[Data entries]
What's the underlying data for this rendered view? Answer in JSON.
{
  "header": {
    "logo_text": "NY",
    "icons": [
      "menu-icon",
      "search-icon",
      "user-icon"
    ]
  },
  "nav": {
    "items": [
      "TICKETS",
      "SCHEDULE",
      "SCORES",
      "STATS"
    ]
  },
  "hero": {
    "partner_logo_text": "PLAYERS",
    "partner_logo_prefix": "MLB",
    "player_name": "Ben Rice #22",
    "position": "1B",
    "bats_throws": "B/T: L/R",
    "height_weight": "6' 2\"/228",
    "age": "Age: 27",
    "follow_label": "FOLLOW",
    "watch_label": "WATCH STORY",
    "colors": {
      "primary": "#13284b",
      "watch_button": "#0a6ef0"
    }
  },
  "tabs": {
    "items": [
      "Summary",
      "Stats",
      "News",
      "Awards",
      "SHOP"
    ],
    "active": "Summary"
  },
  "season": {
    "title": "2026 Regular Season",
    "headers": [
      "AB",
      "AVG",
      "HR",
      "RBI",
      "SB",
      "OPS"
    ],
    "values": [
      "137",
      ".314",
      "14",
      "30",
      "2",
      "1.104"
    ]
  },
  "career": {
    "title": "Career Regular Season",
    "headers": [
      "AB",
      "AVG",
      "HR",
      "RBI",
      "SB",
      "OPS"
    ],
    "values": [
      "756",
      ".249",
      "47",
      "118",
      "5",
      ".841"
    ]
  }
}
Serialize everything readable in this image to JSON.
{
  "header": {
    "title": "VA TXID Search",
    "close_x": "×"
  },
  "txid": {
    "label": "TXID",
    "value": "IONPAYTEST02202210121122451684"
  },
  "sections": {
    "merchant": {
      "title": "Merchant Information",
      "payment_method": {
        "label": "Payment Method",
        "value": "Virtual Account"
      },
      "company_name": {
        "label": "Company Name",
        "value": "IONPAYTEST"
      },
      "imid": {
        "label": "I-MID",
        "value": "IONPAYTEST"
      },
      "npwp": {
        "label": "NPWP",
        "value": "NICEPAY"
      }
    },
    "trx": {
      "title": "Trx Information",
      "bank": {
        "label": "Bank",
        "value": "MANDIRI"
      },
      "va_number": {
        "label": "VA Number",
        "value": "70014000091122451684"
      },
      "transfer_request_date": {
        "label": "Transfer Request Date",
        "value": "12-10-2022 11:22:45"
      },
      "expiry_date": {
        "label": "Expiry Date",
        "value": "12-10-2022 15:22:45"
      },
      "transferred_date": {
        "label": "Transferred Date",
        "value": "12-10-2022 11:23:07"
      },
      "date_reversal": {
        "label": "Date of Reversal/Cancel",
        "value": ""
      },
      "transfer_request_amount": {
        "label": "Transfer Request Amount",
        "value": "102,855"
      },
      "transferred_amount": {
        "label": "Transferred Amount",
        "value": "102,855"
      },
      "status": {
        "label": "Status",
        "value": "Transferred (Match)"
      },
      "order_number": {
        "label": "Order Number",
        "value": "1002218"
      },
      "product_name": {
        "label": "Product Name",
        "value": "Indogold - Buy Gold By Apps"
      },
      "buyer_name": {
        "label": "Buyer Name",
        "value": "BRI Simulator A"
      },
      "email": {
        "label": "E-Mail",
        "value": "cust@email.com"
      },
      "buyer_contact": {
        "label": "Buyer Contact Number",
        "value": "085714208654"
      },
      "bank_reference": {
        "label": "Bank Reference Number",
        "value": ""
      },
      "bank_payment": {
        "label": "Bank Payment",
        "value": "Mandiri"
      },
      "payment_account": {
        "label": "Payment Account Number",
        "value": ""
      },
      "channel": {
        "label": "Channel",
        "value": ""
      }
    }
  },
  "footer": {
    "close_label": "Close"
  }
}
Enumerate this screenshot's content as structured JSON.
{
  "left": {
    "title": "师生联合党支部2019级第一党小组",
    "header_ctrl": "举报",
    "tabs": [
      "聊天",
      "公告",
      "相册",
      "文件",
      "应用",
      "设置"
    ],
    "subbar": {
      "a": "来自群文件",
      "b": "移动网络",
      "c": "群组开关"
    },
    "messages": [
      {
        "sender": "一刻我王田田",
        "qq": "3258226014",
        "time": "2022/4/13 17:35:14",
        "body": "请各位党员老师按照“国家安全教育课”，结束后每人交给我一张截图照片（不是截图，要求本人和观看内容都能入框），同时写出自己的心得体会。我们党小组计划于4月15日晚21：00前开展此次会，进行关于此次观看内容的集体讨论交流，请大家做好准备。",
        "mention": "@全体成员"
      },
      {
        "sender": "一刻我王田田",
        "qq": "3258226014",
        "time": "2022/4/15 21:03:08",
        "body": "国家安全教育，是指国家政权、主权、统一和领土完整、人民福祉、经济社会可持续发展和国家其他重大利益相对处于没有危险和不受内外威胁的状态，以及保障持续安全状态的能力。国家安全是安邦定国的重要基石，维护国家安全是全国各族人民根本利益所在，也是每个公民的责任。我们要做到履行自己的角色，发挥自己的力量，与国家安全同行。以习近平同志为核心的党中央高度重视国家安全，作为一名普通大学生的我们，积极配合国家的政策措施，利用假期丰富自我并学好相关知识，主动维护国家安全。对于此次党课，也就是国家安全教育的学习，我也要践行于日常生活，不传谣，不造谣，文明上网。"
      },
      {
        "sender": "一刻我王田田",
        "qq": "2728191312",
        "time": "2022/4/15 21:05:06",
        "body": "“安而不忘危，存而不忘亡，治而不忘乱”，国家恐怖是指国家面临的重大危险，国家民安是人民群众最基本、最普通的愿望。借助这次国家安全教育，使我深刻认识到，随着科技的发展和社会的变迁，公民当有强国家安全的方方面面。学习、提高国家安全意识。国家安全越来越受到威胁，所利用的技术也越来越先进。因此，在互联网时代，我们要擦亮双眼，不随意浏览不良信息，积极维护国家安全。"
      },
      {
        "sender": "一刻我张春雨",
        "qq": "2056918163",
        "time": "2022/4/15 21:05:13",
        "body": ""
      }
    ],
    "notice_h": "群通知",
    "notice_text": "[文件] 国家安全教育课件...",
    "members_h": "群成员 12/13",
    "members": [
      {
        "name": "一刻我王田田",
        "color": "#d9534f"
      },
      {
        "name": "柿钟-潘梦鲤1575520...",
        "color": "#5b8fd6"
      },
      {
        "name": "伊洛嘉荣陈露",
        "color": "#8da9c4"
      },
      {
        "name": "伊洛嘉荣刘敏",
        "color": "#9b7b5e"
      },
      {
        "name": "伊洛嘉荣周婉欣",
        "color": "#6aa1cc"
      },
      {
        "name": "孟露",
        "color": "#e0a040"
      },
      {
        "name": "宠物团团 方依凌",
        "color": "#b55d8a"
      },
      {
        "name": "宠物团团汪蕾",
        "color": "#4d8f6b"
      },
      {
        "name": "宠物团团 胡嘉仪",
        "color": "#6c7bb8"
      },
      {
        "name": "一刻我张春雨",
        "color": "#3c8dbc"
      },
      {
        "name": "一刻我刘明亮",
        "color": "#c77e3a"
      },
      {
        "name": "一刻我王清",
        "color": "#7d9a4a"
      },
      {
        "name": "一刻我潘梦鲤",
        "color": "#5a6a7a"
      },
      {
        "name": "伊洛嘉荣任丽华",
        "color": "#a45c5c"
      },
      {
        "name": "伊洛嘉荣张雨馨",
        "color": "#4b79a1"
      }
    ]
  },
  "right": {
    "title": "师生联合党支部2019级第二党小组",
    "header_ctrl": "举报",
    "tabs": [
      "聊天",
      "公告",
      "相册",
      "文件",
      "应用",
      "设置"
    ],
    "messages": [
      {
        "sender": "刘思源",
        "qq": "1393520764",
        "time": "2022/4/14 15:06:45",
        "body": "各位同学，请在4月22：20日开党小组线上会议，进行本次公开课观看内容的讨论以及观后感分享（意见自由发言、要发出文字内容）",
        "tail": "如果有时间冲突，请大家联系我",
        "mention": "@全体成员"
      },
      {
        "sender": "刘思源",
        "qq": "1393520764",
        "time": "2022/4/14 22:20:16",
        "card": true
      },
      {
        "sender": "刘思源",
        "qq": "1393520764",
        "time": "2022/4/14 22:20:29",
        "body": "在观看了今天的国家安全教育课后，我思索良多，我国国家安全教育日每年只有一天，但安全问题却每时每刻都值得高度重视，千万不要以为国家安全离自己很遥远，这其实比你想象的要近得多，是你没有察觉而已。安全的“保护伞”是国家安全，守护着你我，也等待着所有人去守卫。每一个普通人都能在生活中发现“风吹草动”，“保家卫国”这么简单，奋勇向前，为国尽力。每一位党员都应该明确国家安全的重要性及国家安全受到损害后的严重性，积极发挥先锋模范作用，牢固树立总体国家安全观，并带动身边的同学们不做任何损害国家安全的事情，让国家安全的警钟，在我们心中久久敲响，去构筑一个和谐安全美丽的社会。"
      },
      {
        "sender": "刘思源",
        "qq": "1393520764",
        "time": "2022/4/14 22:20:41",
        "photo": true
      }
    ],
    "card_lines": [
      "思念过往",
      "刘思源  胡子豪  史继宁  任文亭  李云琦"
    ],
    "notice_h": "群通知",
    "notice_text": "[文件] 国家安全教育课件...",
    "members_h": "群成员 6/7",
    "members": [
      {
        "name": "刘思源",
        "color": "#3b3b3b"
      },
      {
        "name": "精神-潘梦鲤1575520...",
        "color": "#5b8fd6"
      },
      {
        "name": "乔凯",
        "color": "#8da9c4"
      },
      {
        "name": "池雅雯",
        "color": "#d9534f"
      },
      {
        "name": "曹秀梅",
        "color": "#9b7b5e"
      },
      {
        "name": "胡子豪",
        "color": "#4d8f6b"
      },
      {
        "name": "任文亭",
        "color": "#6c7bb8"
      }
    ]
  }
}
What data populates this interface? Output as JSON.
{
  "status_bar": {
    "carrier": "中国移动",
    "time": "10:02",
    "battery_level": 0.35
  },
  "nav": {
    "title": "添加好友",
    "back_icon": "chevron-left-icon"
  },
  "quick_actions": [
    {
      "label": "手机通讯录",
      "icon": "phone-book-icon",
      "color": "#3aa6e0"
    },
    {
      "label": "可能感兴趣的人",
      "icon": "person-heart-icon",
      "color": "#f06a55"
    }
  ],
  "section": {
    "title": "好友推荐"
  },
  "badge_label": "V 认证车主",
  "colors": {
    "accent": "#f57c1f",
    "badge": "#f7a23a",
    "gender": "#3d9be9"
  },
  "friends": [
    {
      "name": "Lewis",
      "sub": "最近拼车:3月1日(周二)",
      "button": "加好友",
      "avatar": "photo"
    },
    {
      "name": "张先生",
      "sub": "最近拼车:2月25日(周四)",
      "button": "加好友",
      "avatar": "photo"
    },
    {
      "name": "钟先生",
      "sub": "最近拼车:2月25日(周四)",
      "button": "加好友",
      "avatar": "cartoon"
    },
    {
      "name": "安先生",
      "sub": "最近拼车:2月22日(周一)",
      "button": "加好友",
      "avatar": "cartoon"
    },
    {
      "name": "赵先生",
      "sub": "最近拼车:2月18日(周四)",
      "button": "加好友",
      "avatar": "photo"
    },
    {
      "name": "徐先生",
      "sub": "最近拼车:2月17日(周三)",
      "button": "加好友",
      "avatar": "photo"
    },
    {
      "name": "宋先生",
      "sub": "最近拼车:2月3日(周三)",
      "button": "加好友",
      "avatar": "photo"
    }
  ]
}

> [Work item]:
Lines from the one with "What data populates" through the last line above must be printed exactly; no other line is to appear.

> [Written answer]:
What data populates this interface? Output as JSON.
{
  "status_bar": {
    "carrier": "中国移动",
    "time": "10:02",
    "battery_level": 0.35
  },
  "nav": {
    "title": "添加好友",
    "back_icon": "chevron-left-icon"
  },
  "quick_actions": [
    {
      "label": "手机通讯录",
      "icon": "phone-book-icon",
      "color": "#3aa6e0"
    },
    {
      "label": "可能感兴趣的人",
      "icon": "person-heart-icon",
      "color": "#f06a55"
    }
  ],
  "section": {
    "title": "好友推荐"
  },
  "badge_label": "V 认证车主",
  "colors": {
    "accent": "#f57c1f",
    "badge": "#f7a23a",
    "gender": "#3d9be9"
  },
  "friends": [
    {
      "name": "Lewis",
      "sub": "最近拼车:3月1日(周二)",
      "button": "加好友",
      "avatar": "photo"
    },
    {
      "name": "张先生",
      "sub": "最近拼车:2月25日(周四)",
      "button": "加好友",
      "avatar": "photo"
    },
    {
      "name": "钟先生",
      "sub": "最近拼车:2月25日(周四)",
      "button": "加好友",
      "avatar": "cartoon"
    },
    {
      "name": "安先生",
      "sub": "最近拼车:2月22日(周一)",
      "button": "加好友",
      "avatar": "cartoon"
    },
    {
      "name": "赵先生",
      "sub": "最近拼车:2月18日(周四)",
      "button": "加好友",
      "avatar": "photo"
    },
    {
      "name": "徐先生",
      "sub": "最近拼车:2月17日(周三)",
      "button": "加好友",
      "avatar": "photo"
    },
    {
      "name": "宋先生",
      "sub": "最近拼车:2月3日(周三)",
      "button": "加好友",
      "avatar": "photo"
    }
  ]
}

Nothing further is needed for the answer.